What was the fifth Startup Weekend in New Zealand, and the second in Wellington, continued to raise the bar.
Co-organiser, and WebFund chairman Dave Moskovitz says the 54 hour event that aims to take pitched (to all participants’) ideas into businesses with a future keep getting better.
“After six events, we’re starting to know the rhythm and the skills required in managing teams and their crises really well,” he says.
The mentoring aspect is one of the key components of the value Startup Weekend delivers to participants, where (as well as the global mission of Startup Weekend) the idea is to inspire entrepreneurs.
“But we have to implement that in the New Zealand context,” Moskovitz says.
“What we’re really trying to provide is experiential learning to help people acquire skills that they may not have.”
As well as honing talents that people may have, it is also a high pressure situation in which to test them.
Among the attributes that participants learn are:
- Learn how to work in a team under high pressure
- Learn how to participate in an idea being born
- Learn about customer and market validation
- Learn how to plan and execute with a really short production
- Learn hot to present in a very compelling way
Moskovitz says the application of Startup Weekend in New Zealand that is different to much of the rest of the world is the emphasis of Lean Startup methodology.
The trouble with writing say a 100 page business plan is even before it is finished it is out of date.
In particular the teams used a Lean Startup Canvas, a sheet of A2 paper that provides an outline assumption of a business around factors such as the unique value proposition, the solution that’s being provided and revenue (among others).
“As you learn things, the learnings are incorporated into the business model,” says Moskovitz. “As you write down your assumptions, you have things you can test. It’s a scientific method to making a business, with tests and experiments to validate it.”
Such methodology is much cleaner than “just being driven by a passion and the she’ll be right approach to building a business,” he says.
Wellington’s Startup Weekend (27 – 29 July) saw attendees carrying out much more validation and incorporating this learning in their businesses. The learning also meant much more pivoting as people truly listened to what the market wants.
When the market (i.e. interviewed people) don’t agree with assumptions, it can lead to a crisis.
For one particular team it initially meant a disbanded team with only one member left. But, that person thought about their findings, that there might be something else there, and rang up the team members. The rest of the team all returned that night.
One extremely pleasing aspect for Moskovitz was the new people he discovered in the entrepreneurial and innovation space.
“I like to think I’m really well connected in this ecosystem,” he says.
“But I didn’t know two thirds of the people in the room.”
He says that everyone knows that it is very difficult to produce something realizable in 54 hours.

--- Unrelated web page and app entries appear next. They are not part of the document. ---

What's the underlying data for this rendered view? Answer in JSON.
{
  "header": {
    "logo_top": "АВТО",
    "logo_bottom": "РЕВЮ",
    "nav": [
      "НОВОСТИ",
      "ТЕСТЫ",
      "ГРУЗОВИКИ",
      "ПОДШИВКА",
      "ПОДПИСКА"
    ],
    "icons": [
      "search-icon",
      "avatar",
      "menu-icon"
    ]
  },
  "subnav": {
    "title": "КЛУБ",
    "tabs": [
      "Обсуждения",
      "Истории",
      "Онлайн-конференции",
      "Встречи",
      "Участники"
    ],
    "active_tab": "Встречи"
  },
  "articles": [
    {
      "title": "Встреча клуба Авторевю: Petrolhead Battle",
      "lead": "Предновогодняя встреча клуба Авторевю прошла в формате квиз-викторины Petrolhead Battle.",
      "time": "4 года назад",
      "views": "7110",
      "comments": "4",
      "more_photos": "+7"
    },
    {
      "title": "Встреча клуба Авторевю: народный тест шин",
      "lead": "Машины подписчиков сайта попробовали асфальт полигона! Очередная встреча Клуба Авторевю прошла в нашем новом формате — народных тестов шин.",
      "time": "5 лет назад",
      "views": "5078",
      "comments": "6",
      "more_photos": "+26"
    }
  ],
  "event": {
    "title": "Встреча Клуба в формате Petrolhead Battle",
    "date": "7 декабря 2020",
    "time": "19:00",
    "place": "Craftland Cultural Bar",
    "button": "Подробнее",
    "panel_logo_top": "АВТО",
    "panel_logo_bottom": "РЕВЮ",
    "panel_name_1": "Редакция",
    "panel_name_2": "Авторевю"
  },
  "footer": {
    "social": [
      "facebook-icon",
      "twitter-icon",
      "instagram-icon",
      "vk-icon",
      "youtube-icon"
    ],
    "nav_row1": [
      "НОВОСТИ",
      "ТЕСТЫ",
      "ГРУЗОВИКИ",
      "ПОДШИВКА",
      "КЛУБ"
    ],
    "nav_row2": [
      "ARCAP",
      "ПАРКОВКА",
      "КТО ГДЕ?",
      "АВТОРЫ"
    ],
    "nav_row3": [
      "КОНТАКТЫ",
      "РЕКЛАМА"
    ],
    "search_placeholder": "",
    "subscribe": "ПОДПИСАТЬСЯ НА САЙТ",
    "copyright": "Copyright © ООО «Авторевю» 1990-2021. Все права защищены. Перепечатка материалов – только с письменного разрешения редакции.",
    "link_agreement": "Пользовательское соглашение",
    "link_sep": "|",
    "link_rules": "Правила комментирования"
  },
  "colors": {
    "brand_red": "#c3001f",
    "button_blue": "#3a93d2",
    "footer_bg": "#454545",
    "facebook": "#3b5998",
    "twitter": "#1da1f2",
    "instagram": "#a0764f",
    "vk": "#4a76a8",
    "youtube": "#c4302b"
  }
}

“But more importantly, people are going to meet 30 or so people that they know and may be able to team up with in the future,” he says. “They may not carry on with a real thing now, but they’re much more likely and able to do so in the future.”
For the record, the weekend winner was Questo – a website and app to make homework fun and link teachers, parents and children more closely in its sphere.
Questo won because it best satisfied the judging criteria:
- 1/3 validation
- 1/3 business model
- 1/3 execution
“The judges attempt to replicate what happens in real life,” Moskovitz says.
“It’s not necessarily the best idea that wins, but the one that is best executed. Questo was strong across all three areas.”